A pin is a situation in the game of chess wherein a piece must remain in its current position to prevent the capture of a more powerful piece behind it. This type of force is most effective when the pinned piece is protecting a king, an absolute pin.
For example, see the position to the right. Black's king resides on its starting square, e8. A Black knight on e6. White has played rook to e1, threatening to take the knight. This prevents Black from bringing his knight further into play, by pinning it to the king. Moving it would be an illegal move.
Pinning, as can be seen from the diagram, can be put to good use removing a piece (usually defending) as a factor in the game, until the piece behind it has been moved, generally the king. So, the pawn on g5 having previously been defended by black's Knight is now undefended, as the Knight could no longer retake without breaking the rules of the game.

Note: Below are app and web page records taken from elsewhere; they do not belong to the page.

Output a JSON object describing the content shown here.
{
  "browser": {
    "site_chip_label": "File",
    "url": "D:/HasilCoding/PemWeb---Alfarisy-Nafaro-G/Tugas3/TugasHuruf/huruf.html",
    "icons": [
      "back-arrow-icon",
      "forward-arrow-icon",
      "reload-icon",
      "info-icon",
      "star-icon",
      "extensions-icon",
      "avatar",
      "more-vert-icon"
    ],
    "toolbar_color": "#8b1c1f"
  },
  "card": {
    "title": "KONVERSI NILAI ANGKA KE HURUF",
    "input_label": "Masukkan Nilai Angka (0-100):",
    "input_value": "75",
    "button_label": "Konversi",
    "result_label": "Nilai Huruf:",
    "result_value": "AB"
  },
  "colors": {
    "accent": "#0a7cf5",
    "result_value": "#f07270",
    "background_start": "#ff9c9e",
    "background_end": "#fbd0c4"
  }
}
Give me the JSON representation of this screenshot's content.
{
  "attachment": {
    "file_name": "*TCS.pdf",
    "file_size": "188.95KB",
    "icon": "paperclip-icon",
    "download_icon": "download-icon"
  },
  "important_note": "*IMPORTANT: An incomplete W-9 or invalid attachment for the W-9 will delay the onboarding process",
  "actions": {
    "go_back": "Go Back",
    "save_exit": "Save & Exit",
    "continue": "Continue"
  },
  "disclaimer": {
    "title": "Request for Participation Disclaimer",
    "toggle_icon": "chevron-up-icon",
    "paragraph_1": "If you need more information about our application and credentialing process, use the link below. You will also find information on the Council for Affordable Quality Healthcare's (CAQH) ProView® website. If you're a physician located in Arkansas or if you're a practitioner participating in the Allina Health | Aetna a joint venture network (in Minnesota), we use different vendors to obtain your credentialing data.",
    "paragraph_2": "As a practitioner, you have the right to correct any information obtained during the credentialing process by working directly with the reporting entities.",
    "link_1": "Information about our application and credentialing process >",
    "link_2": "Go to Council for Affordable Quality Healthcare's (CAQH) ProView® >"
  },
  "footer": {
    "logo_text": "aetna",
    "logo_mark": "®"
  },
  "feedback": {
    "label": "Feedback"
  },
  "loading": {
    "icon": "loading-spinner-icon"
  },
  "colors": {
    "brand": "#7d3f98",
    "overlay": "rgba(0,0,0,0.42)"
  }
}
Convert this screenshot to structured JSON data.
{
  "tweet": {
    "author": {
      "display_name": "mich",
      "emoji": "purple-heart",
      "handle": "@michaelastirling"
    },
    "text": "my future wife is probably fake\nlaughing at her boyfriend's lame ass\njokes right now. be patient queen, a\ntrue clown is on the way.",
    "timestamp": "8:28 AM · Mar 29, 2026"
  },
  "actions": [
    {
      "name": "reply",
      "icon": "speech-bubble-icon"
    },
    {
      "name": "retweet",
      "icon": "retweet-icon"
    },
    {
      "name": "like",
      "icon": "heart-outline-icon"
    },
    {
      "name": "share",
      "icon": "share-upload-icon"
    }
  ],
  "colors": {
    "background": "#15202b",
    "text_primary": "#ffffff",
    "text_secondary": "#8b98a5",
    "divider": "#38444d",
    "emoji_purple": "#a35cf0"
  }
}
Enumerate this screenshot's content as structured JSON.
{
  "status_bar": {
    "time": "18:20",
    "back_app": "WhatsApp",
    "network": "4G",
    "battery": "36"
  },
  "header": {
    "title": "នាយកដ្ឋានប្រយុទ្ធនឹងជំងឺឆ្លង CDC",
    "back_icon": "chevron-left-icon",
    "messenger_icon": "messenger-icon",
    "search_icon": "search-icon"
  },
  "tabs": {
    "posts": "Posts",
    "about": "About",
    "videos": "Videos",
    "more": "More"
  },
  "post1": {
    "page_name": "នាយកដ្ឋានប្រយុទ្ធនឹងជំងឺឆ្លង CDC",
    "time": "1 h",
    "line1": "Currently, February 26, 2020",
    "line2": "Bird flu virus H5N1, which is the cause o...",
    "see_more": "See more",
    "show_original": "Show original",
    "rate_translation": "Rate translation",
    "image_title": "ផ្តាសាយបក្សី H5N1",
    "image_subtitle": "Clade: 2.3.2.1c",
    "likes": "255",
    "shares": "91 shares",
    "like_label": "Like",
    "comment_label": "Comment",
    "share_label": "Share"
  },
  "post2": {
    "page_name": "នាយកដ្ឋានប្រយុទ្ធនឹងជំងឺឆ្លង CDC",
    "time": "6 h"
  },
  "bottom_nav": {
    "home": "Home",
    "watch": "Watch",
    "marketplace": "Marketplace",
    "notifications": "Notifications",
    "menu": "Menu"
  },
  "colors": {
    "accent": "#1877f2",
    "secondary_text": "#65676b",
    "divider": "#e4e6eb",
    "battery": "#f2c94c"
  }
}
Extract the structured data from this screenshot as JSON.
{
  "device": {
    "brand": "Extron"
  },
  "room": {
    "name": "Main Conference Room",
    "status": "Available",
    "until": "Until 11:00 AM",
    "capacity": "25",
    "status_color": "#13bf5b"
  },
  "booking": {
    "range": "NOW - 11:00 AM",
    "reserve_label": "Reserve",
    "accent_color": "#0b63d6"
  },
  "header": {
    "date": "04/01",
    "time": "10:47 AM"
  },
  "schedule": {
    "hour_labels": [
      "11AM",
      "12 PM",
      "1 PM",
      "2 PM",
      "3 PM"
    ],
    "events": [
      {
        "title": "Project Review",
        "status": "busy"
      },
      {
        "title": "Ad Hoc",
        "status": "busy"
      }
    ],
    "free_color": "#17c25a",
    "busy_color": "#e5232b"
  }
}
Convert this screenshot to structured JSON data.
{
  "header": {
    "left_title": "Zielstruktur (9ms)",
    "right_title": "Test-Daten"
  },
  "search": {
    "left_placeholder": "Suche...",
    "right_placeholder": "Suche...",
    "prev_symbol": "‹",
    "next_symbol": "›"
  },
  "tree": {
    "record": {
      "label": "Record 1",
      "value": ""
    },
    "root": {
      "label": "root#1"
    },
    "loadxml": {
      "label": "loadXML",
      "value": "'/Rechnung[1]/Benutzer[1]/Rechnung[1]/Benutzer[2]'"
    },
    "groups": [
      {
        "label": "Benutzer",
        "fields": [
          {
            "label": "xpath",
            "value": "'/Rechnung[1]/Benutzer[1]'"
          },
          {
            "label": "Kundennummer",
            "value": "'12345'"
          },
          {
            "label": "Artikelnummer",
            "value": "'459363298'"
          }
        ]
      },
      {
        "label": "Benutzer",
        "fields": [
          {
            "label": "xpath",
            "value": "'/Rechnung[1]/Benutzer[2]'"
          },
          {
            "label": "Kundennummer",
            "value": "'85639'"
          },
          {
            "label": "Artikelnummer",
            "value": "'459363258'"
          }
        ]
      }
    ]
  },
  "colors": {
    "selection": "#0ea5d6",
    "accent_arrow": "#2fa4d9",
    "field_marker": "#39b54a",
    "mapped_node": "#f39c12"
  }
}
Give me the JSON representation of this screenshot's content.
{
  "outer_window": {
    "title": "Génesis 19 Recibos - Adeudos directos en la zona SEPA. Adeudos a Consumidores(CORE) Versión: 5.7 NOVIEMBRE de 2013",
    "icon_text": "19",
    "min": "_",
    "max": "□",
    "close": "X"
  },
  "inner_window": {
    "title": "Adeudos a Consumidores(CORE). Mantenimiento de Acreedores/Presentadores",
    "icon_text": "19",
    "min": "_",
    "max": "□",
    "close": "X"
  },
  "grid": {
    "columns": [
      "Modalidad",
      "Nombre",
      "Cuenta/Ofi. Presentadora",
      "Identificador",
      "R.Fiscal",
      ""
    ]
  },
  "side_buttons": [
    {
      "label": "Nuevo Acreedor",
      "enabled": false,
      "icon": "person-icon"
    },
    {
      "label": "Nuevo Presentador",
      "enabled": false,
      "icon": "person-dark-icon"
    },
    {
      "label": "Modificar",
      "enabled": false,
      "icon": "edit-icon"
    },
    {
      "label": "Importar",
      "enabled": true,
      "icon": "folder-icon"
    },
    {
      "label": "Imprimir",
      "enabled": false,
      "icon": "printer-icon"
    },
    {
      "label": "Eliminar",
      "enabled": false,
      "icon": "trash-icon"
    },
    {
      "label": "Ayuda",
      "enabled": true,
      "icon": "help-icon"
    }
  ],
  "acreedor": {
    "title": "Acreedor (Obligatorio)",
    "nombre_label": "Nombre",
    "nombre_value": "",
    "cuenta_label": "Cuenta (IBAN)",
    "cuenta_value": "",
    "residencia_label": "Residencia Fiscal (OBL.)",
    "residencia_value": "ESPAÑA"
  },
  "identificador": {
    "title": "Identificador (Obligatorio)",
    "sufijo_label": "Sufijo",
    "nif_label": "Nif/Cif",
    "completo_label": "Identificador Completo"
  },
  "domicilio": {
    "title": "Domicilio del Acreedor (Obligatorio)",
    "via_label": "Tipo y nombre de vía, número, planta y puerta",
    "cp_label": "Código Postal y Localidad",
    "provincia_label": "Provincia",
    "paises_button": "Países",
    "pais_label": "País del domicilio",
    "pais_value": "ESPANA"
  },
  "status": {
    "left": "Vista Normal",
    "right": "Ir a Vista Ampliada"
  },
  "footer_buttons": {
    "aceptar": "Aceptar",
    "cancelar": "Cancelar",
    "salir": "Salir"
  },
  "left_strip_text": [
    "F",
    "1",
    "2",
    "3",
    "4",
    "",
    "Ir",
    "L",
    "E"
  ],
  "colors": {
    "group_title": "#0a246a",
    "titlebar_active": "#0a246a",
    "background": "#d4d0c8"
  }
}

Note however that relative pins, in which the piece behind the pinned piece is not the king, must be considered carefully for tactical soundness. As it remains legal for the pinned piece to move, although at material cost, in some cases a surprise sacrifice is possible that can completely turn the tables on the player who relied on the pin. The Legal sacrifice is a famous example of such a pin-breaking maneuver.
Only queens, rooks, and bishops can pin a piece, due to the knight's ability to move over other pieces. Pawns and kings cannot simply because they can't move far enough that they would be able to threaten a piece more than one square away.
See also: skewer.